The brahmacārin declared: “The Buddha has come to our land; we must go to put our objections to him.”

So the brahmacārin at the head of the sons of the gṛhapatis went to the Buddha and, having exchanged greetings with him, sat down at one side. Some among the sons of the gṛhapatis paid homage to the Buddha with joined palms and silently approached his seat. Having carefully gazed at the Buddha’s majesty and magnitude, the brahmacārin did not dare to address him; inwardly seized with fear, he was unable to respond.

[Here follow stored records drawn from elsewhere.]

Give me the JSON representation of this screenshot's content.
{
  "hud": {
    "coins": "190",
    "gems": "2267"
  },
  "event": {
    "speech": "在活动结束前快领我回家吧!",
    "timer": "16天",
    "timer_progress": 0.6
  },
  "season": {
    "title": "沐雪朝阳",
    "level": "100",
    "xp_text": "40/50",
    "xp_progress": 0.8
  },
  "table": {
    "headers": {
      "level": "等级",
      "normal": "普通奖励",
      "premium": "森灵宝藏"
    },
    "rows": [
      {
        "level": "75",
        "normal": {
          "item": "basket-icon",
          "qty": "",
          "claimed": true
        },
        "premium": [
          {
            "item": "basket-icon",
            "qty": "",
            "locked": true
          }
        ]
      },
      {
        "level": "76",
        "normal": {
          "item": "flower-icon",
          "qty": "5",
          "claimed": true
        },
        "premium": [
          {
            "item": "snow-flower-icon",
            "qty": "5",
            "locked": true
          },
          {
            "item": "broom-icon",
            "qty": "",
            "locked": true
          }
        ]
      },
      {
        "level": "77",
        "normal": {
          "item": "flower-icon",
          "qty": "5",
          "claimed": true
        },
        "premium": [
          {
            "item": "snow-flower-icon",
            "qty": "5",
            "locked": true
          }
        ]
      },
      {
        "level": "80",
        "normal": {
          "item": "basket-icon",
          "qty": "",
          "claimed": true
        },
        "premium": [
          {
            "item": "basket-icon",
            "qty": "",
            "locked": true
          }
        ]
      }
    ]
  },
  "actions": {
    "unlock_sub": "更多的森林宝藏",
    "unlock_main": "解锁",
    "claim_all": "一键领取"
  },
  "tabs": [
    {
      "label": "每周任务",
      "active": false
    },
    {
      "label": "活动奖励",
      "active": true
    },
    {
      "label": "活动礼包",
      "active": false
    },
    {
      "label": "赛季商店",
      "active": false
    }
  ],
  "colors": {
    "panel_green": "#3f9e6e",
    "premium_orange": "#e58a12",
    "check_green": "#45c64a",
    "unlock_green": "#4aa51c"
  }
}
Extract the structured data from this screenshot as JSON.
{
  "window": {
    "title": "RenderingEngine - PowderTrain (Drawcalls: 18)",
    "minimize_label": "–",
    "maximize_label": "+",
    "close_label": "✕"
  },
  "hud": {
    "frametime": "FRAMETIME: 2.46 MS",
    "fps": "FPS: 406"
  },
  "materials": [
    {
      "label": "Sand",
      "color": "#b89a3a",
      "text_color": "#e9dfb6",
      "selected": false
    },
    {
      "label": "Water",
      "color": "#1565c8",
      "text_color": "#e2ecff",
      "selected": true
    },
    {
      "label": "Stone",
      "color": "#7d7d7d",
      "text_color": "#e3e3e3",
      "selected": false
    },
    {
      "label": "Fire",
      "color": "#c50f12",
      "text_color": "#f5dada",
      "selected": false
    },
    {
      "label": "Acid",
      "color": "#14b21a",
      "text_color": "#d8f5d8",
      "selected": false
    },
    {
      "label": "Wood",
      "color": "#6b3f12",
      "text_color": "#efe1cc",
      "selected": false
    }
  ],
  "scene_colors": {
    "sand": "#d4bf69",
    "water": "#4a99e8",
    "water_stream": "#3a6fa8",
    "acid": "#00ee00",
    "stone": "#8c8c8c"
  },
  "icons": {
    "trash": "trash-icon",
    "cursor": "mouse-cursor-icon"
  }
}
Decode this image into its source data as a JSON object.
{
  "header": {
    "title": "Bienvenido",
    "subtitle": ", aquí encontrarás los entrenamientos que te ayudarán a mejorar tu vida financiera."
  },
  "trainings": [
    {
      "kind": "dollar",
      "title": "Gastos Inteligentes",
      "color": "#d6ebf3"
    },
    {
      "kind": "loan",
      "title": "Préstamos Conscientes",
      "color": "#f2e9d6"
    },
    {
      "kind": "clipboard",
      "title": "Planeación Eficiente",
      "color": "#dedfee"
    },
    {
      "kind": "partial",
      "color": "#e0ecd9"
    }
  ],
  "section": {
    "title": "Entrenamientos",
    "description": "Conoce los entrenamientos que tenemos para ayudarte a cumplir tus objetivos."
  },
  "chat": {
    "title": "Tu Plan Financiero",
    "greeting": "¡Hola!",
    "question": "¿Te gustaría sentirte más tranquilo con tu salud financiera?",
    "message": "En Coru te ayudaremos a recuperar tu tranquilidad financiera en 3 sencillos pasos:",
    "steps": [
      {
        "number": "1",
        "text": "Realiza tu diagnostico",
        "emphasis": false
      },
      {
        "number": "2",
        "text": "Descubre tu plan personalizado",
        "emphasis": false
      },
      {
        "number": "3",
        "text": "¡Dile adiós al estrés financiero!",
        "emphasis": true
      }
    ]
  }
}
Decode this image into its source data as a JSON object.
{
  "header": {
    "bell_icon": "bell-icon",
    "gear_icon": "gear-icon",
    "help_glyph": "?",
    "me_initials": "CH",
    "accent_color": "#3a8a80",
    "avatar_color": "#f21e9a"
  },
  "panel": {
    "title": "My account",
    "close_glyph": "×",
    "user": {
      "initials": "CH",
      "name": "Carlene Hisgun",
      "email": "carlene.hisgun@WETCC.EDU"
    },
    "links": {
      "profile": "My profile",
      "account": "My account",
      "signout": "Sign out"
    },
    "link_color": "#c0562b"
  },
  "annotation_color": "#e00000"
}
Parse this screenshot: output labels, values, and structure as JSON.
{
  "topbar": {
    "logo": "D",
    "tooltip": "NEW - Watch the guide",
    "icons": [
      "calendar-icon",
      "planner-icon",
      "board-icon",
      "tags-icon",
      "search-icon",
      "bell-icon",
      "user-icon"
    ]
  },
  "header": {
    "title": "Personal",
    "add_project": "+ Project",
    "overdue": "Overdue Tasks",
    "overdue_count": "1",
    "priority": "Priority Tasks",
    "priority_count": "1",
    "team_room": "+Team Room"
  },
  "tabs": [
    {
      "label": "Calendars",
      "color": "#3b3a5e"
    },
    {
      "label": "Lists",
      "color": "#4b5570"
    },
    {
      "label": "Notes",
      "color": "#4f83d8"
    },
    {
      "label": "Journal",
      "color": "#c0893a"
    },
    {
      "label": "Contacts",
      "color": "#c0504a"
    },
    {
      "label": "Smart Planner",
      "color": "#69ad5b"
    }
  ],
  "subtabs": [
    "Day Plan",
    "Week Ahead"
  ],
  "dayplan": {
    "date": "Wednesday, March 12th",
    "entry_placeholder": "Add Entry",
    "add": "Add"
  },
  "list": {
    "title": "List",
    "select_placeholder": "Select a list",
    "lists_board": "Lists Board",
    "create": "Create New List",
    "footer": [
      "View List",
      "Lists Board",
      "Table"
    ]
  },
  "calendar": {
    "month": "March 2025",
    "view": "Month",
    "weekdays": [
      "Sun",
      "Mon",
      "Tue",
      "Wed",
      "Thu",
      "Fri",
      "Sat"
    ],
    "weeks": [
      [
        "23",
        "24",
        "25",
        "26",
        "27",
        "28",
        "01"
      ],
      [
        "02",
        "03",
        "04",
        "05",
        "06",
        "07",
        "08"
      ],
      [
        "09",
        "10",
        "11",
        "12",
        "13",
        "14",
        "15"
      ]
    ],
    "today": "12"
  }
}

Knowing which arguments the brahmacārin and the sons of the gṛhapatis set store by, the Buddha preached this sūtra of the Arthavarga, etc.

Footnotes and references:

1.

On the identification Yi p’in = Arthavarga, see above, Traité, I, p. 40F as note. The Mppś has twice already quoted this old text, the first time under the title of Tchong yi king (Traité, I, p. 39F) and the second time under that of A t’a p’o k’i kin (Traité, I, p. 65F). The five stanzas cited here largely correspond to the ten stanzas of the Pūrasutta of the Pāli Aṭṭhakavagga (Suttanipāta), v. 824–834).

2.

Cf. Suttanipāta, v. 824:

Idh’ eva suddhi” ti vādiyanti,
nāññesu dhammesu visuddhim āhu;
yaṃ nissitā, tattha subhaṃ vadānā
paccekasaccesu puthā niviṭṭhā.

“They say: ‘Here alone is purity’; and they recognize no purity in other systems. The system to which they adhere, strongly attached to specific truths, they declaim to be good.”

3.

Ibid., v. 825:

Te vādakāmā parisaṃ vigayha
bākaṃ dahanti mithu aññamaññaṃ;
vadanti te aññasitā kathojjaṃ
pasaṃskmamā kusalā cadānā.

“Desirous of dispute, having forced a gathering, they accuse one another of being fools; attacking others, they engage in quarreling, desirous of praise and affirming themselves (alone) as capable.”

4.

Ibid., v. 827a, c; 829a, c; 830 c, d:

Yam assa vādaṃ parihīnam āhu
paridevati socati hīnavādo,
Pasaṃsito vā pana tattha hoti
so hassati uṇṇamaticca tena.
Etam pi disvā na vivādayrtha,
na hi tena suddhiṃ kusalā vadanti.

“The person whose thesis is declared inferior is distressed and grieves at having lost. On the other hand, the person who was victorious in (the gathering) laughs and is proud. Having seen that, do not debate because the experts declare that purity does not come from that.”

5.

Ibid., v. 833:

Visentikatvā pana ye caranti
diṭṭhīhi diṭṭhiṃ avirujjhhamānā,
tesu tvaṃ kiṃ labhetho, Pasūra,
yes’ īdha n’atthi param uggahītaṃ.

“But there are those who walk apart, without opposing their views to the views (of others). What benefit would you get from them, O Pasūra? For them, nothing in the world is taken as Absolute.”